After taking turns washing it down with a hose, more than a half-dozen members of the Shepherdstown Volunteer Fire Department squatted down Sunday, gave it a good heave-ho and physically pushed their brand-new fire engine into the open bay doors of their fire station.
The ceremony is a time-honored tradition within the fire service that plays out across the country whenever a department obtains a new engine.
The 2012 Pierce Velocity Engine replaces the department's old Engine 3, a 1989 Pierce Dash Engine that served the community of Shepherdstown and Jefferson County for more than two decades and responded to approximately 5,000 calls for service.

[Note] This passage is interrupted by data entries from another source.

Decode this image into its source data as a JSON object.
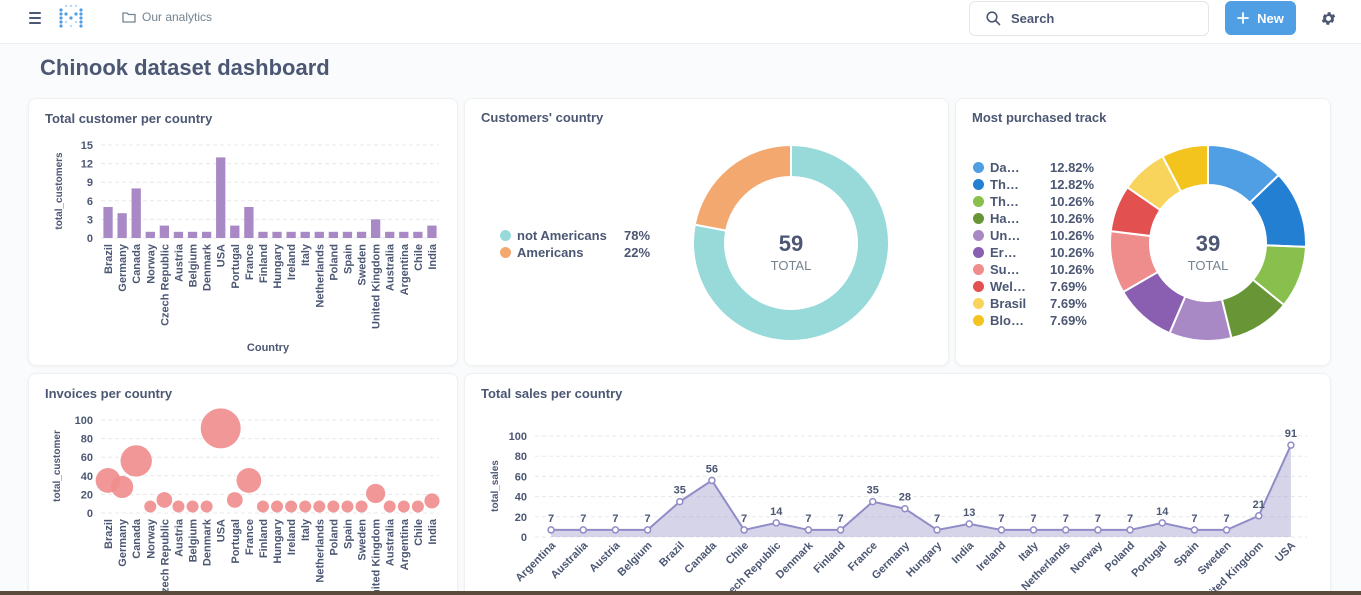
{
  "header": {
    "breadcrumb_label": "Our analytics",
    "search_placeholder": "Search",
    "new_label": "New"
  },
  "page": {
    "title": "Chinook dataset dashboard"
  },
  "colors": {
    "accent": "#509ee3",
    "bar": "#a989c5",
    "bubble": "#ef8c8c",
    "area": "#a3a0cf"
  },
  "cards": {
    "customers_per_country": {
      "title": "Total customer per country"
    },
    "customers_country": {
      "title": "Customers' country"
    },
    "most_purchased": {
      "title": "Most purchased track"
    },
    "invoices": {
      "title": "Invoices per country"
    },
    "sales": {
      "title": "Total sales per country"
    }
  },
  "chart_data": [
    {
      "type": "bar",
      "title": "Total customer per country",
      "xlabel": "Country",
      "ylabel": "total_customers",
      "ylim": [
        0,
        15
      ],
      "yticks": [
        0,
        3,
        6,
        9,
        12,
        15
      ],
      "categories": [
        "Brazil",
        "Germany",
        "Canada",
        "Norway",
        "Czech Republic",
        "Austria",
        "Belgium",
        "Denmark",
        "USA",
        "Portugal",
        "France",
        "Finland",
        "Hungary",
        "Ireland",
        "Italy",
        "Netherlands",
        "Poland",
        "Spain",
        "Sweden",
        "United Kingdom",
        "Australia",
        "Argentina",
        "Chile",
        "India"
      ],
      "values": [
        5,
        4,
        8,
        1,
        2,
        1,
        1,
        1,
        13,
        2,
        5,
        1,
        1,
        1,
        1,
        1,
        1,
        1,
        1,
        3,
        1,
        1,
        1,
        2
      ]
    },
    {
      "type": "pie",
      "title": "Customers' country",
      "total": "59",
      "total_label": "TOTAL",
      "slices": [
        {
          "name": "not Americans",
          "value": 78,
          "label": "78%",
          "color": "#98d9d9"
        },
        {
          "name": "Americans",
          "value": 22,
          "label": "22%",
          "color": "#f2a86f"
        }
      ]
    },
    {
      "type": "pie",
      "title": "Most purchased track",
      "total": "39",
      "total_label": "TOTAL",
      "slices": [
        {
          "name": "Da…",
          "value": 12.82,
          "label": "12.82%",
          "color": "#509ee3"
        },
        {
          "name": "Th…",
          "value": 12.82,
          "label": "12.82%",
          "color": "#227fd2"
        },
        {
          "name": "Th…",
          "value": 10.26,
          "label": "10.26%",
          "color": "#88bf4d"
        },
        {
          "name": "Ha…",
          "value": 10.26,
          "label": "10.26%",
          "color": "#689636"
        },
        {
          "name": "Un…",
          "value": 10.26,
          "label": "10.26%",
          "color": "#a989c5"
        },
        {
          "name": "Er…",
          "value": 10.26,
          "label": "10.26%",
          "color": "#8a5eb0"
        },
        {
          "name": "Su…",
          "value": 10.26,
          "label": "10.26%",
          "color": "#ef8c8c"
        },
        {
          "name": "Wel…",
          "value": 7.69,
          "label": "7.69%",
          "color": "#e35050"
        },
        {
          "name": "Brasil",
          "value": 7.69,
          "label": "7.69%",
          "color": "#f9d45c"
        },
        {
          "name": "Blo…",
          "value": 7.69,
          "label": "7.69%",
          "color": "#f2c41d"
        }
      ]
    },
    {
      "type": "scatter",
      "title": "Invoices per country",
      "ylabel": "total_customer",
      "ylim": [
        0,
        100
      ],
      "yticks": [
        0,
        20,
        40,
        60,
        80,
        100
      ],
      "categories": [
        "Brazil",
        "Germany",
        "Canada",
        "Norway",
        "Czech Republic",
        "Austria",
        "Belgium",
        "Denmark",
        "USA",
        "Portugal",
        "France",
        "Finland",
        "Hungary",
        "Ireland",
        "Italy",
        "Netherlands",
        "Poland",
        "Spain",
        "Sweden",
        "United Kingdom",
        "Australia",
        "Argentina",
        "Chile",
        "India"
      ],
      "values": [
        35,
        28,
        56,
        7,
        14,
        7,
        7,
        7,
        91,
        14,
        35,
        7,
        7,
        7,
        7,
        7,
        7,
        7,
        7,
        21,
        7,
        7,
        7,
        13
      ]
    },
    {
      "type": "area",
      "title": "Total sales per country",
      "ylabel": "total_sales",
      "ylim": [
        0,
        100
      ],
      "yticks": [
        0,
        20,
        40,
        60,
        80,
        100
      ],
      "categories": [
        "Argentina",
        "Australia",
        "Austria",
        "Belgium",
        "Brazil",
        "Canada",
        "Chile",
        "Czech Republic",
        "Denmark",
        "Finland",
        "France",
        "Germany",
        "Hungary",
        "India",
        "Ireland",
        "Italy",
        "Netherlands",
        "Norway",
        "Poland",
        "Portugal",
        "Spain",
        "Sweden",
        "United Kingdom",
        "USA"
      ],
      "values": [
        7,
        7,
        7,
        7,
        35,
        56,
        7,
        14,
        7,
        7,
        35,
        28,
        7,
        13,
        7,
        7,
        7,
        7,
        7,
        14,
        7,
        7,
        21,
        91
      ],
      "value_labels": [
        "7",
        "7",
        "7",
        "7",
        "35",
        "56",
        "7",
        "14",
        "7",
        "7",
        "35",
        "28",
        "7",
        "13",
        "7",
        "7",
        "7",
        "7",
        "7",
        "14",
        "7",
        "7",
        "21",
        "91"
      ]
    }
  ]
}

fSunday's ceremony wasn't just a chance to officially retire the department's old engine, but also a time to dedicate the new engine in honor of the late Kenneth Shipley, who joined the department in 1935 at the age of 16 and served faithfully until his death in 1951 of a heart attack.
A number of Shipley's children, as well as extended family members and relatives, were part of the ceremony and were given the honor of unveiling the marker affixed to the new engine dedicating it in the memory of Shipley.
"I think it's a very nice thing they've done here. For a fire company that's progressed like they have in a small community, they've got some real nice equipment. People around here ought to feel very good about that, and I think it was an honor they dedicated it to an older fella," said Bob Shipley, one of Kenneth Shipley's sons.
The department's new Engine 3 has a 500 horsepower motor with a 2,000-gallon-per-minute water pump and a tank that holds 750 gallons of water. The engine carries about 3,000 feet of fire hose and can transport six firemen to the scene of an emergency in its state-of-the-art cabin.
"For two years we had a committee that worked on this engine. We talked about everything from the tires that are hitting the ground to the nozzle on the end of the hose. Quite a bit of work went into it," Shepherdstown Volunteer Fire Department President Craig Simpson said.
The new engine costs more than $500,000, money that members helped to raise with the support of the local community.
"We believe that this fire truck will be a truck to serve Shepherdstown and the area for quite some time," Simpson said.
Shepherdstown Fire Chief Ross Morgan told those who gathered for the dedication ceremony that it was time to add another page to the department's history book. He said placing the new pieces of apparatus into service was not an easy task to complete. It required sound planning, and a dedicated committee was charged with turning the new engine into a reality. The committee included fire department members Andrew Arnold, Zac Morgan, Brian Fluharty, Simpson and Ron Kemp.
"It's exciting because it's a been a two-year process. Literally every nut and every bolt has been gone through using our projected community's needs, and how we operate as a system is how this thing was built. It was really set up for quick, aggressive fire attack," said Arnold, who chaired the department's apparatus committee.
Ross Morgan also said the money needed for the engine required the willingness and dedication of the department and the community to raise it and to make sure the engine could be purchased.
"Our membership had the experience, the expertise and patience to build a fire engine, and we had the dedication to raise the funds to pay for it. Most importantly - and I cannot stress this enough how important this is - is the wonderful support we received from our community, both financially and through hands-on help. We cannot survive without them," Ross Morgan said.
The dedication of the new engine in memory of a fellow firefighter is a new tradition that Morgan said will continue from this day forward. He said there were many names considered, but the one name everyone agreed on was Shipley's.
"He was a faithful and dedicated fireman," Ross Morgan said.
Shipley's family was also very much involved in the fire service. His wife could be considered the first dispatcher in the Shepherdstown area, as she was the one that received word of an emergency and would alert the firemen at the department of the call. At the time, Shipley's family lived in the department's old fire hall.
"I was just a little one when we moved there. We had an apartment there. You didn't have electric heat and my mother and he fired those old coal stoves back then. I could tell a whole story about it, but it was something else," said Shipley's oldest daughter, Velma. Shipley's bother, C.W. "Cop" Shipley, served as fire chief of the department from 1937 to 1958. Another brother was a captain with the Martinsburg Fire Department. Shipley's twin sons were also members of the fire department in the 1960s.
In February 1951, Shipley died suddenly and unexpectedly. Following an emergency call, he returned to work and began complaining of chest pains. He immediately went to a doctor, was treated and was sent home to rest where he suffered a second, fatal heart attack.
"I truly feel this fireman deserves this recognition," Morgan said of the department's decision to dedicate the engine in Shipley's honor.